Since 2016, The New York Times has offered a journalist a David Carr Fellowship, named for the noted Times columnist who died in 2015. According to the Times’ website: “The fellowship is an opportunity for a journalist still fairly early in his or her career to build upon David’s commitment to holding power accountable and telling engaging, deeply reported stories. Candidates should have at least three years of experience and be eager to experiment with creative ways of storytelling through video, text, social media and other means.”
Carr was also a drunk and drug addict who verbally abused and violently beat women. In light of today’s consciousness about sexual abuse, including the new revelations about Today Show host Matt Lauer, the Times should abolish the David Carr Fellowship.
Carr explored his wretched behavior in his 2008 memoir The Night of the Gun. Interviewed in 2008 by Howard Kurtz, Carr revealed his rage. Raised in Minneapolis, Carr “was fired from a series of jobs in Minneapolis as his life became consumed by coke snorting and dealing (not to mention dropping acid) while he checked in and out of rehab centers and kept getting arrested. His personal life was nothing to brag about, and he doesn't: ‘My duplicity around women was towering and chronic. I conned and manipulated myself into their beds and then treated them as human jewelry, something to be worn for effect.’” While an editor at the Twin Cities Reader, Carr told a colleague she had “a nice rack.”
There’s more. Carr beat up a girlfriend, Anna, breaking one of her ribs and throwing her off a dock. He also beat his other girlfriend, Doolie, who called the police after he slapped her in the face. Carr: “I tortured her, mentally, verbally and, eventually, physically.” When warned that detailing such repulsive behavior could damage his career, Carr said, "I just thought if I tried to sandpaper some corners, the whole thing would fall apart.’” In The Night of the Gun, Carr says he and Anna were smoking crack the day she gave birth to their premature twins.
In his 2008 New York Times review of The Night of the Gun, Bruce Handy, a writer for Vanity Fair, was shocked by Carr’s violence toward women—and by Carr’s unwillingness to truly examine where his rage came from.
Addicts still have psyches, though, and Carr seems either unwilling or uninterested in exploring his and others’—and this to me is the book’s Achilles’ heel. Of his first, nonsober marriage, he writes, “No one can really explain why I married her, including me.” Of a subsequent and sometimes violent relationship, he notes, “part of the reason I was so frantic, so brutal, was that I was obsessed with her.” That’s almost a tautology. And what’s with hitting women? Carr presents this as another aspect of his coke-fueled mania, but plenty of crackheads don’t smack their wives and girlfriends. Where does Carr’s anger come from?
I experienced Carr’s rage once. It was in 1998, when he was the editor of Washington City Paper and I was a freelancer. I made a remark about an editor whose opinion I didn’t agree with, and it got back to Carr, who called me at home and exploded in a psychotic rage for 10 minutes. The husband of another freelancer I knew had to personally come to the offices of the paper to deal with Carr when during an editorial disagreement Carr had insulted his wife with demeaning comments.
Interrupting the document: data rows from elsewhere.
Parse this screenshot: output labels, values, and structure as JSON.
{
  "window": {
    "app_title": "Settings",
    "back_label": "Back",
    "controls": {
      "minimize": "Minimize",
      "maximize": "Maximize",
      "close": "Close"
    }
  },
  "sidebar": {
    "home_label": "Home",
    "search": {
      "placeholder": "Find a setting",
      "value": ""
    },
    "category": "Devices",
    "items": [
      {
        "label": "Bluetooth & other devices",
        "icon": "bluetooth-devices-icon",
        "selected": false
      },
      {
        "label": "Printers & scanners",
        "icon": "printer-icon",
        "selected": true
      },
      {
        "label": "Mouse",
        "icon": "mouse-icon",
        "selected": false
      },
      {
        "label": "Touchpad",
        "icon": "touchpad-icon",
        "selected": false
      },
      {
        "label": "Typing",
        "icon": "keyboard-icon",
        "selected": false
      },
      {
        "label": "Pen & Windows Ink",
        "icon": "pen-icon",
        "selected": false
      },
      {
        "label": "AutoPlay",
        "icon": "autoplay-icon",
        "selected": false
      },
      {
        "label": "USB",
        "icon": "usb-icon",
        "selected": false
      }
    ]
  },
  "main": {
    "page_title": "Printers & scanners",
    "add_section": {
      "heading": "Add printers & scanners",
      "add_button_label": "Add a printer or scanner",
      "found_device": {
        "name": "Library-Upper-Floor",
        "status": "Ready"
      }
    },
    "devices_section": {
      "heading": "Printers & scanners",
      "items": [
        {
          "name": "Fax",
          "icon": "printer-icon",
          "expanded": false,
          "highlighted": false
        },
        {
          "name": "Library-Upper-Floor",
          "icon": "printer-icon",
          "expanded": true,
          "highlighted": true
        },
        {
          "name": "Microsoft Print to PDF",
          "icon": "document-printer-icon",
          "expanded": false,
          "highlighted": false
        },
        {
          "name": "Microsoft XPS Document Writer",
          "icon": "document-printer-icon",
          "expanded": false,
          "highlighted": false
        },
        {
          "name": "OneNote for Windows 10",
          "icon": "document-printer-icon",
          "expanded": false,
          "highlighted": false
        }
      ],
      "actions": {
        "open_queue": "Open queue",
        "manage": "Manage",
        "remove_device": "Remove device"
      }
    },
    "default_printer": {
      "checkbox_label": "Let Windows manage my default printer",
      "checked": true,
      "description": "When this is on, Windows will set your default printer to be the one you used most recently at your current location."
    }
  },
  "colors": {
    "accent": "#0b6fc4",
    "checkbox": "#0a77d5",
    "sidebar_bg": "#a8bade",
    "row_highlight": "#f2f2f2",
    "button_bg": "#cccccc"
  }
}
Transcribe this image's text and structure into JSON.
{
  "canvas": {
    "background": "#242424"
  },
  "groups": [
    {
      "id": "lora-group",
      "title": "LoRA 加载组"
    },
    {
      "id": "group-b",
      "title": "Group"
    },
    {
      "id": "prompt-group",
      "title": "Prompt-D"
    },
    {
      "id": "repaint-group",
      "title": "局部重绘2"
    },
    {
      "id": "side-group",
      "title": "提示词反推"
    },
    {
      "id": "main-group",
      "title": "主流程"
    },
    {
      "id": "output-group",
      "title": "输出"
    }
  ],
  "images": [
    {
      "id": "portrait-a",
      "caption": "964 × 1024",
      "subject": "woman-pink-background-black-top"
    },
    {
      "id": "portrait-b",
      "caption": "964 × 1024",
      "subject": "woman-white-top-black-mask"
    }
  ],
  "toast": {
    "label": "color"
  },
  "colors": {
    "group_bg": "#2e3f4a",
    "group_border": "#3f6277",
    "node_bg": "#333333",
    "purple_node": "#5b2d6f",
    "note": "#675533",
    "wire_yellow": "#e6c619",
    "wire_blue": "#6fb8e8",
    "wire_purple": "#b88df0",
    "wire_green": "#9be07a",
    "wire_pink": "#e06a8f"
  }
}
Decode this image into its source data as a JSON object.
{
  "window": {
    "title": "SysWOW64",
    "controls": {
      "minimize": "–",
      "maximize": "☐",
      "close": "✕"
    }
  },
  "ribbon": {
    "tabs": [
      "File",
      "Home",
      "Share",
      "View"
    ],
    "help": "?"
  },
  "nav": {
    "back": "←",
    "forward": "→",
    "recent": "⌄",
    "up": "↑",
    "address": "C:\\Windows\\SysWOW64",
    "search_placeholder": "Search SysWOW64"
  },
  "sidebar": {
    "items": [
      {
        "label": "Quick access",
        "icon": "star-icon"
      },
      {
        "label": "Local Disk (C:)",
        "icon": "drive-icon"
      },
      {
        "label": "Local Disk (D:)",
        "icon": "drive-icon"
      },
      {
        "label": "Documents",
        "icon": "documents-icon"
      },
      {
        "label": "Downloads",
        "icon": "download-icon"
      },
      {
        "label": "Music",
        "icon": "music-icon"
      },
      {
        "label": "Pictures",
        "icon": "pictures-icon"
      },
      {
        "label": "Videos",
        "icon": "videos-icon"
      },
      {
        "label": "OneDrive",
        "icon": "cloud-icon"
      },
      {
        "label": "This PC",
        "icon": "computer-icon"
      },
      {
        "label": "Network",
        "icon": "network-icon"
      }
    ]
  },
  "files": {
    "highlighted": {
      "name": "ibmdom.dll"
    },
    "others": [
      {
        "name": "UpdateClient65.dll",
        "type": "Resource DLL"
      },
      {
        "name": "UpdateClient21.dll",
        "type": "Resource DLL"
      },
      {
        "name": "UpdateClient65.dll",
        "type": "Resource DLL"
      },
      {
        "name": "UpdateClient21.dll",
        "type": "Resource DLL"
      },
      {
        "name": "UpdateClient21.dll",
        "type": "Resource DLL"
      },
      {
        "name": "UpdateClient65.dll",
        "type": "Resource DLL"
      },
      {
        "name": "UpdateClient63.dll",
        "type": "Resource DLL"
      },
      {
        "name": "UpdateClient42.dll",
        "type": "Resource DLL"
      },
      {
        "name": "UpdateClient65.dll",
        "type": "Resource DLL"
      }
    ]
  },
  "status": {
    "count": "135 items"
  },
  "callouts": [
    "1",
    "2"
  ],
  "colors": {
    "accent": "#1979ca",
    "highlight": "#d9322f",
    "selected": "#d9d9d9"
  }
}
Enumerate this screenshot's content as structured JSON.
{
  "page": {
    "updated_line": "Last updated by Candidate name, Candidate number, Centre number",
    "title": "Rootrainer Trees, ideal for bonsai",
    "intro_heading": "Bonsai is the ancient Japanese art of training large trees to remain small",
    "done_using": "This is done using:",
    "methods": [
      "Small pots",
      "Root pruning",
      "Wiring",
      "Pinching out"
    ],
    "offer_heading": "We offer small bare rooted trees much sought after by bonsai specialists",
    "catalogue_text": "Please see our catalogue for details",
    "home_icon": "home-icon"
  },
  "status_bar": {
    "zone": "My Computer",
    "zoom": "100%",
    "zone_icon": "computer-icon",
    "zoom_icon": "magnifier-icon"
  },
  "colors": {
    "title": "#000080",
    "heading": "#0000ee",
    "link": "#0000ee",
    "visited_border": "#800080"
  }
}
The current recipient of the David Carr Fellowship is Amanda Hess, a City Paper alumni and conscientious liberal who covers sexual politics, media, and feminism. On November 10, Hess published an essay in the Times which condemns how “the myth of the artistic genius excuses the abuse of women.” “Can we now do away with the idea of ‘separating the art from the artist?’” Hess asked.
Whenever a creative type (usually a man) is accused of mistreating people (usually women), a call arises to prevent those pesky biographical details from sneaking into our assessments of the artist’s work. But the Hollywood players accused of sexual harassment or worse—Harvey Weinstein, James Toback, Kevin Spacey and Louis C.K., to name a few from the ever-expanding list—have never seemed too interested in separating their art from their misdeeds. We’re learning more every day about how the entertainment industry has been shaped by their abuses of power. It’s time to consider how their art has been, too.
Journalism has always been a profession that draws hard-charging people, many of whom have intense personalities—Hemingway, Hunter S. Thomson, Norman Mailer, Lester Bangs. But there’s a difference between giving a job to someone with a dark shadow and elevating that person to iconic status and naming a fellowship after them.
Amanda Hess is right. The David Carr Fellowship should be abolished.
He was a great guy when I knew him at the NYT. Those wife-abuse stories were all fantasies. His drug use was mostly yuppie creative-fiction exaggeration.
David Carr was an exceptional journalist. His personal behavior does not change that fact. Period.
This is an absurd comment on Carr's drug abuse. Read his memoir, in which he chronicled all the hardcore details of that. Yuppies don't have anything to do with it.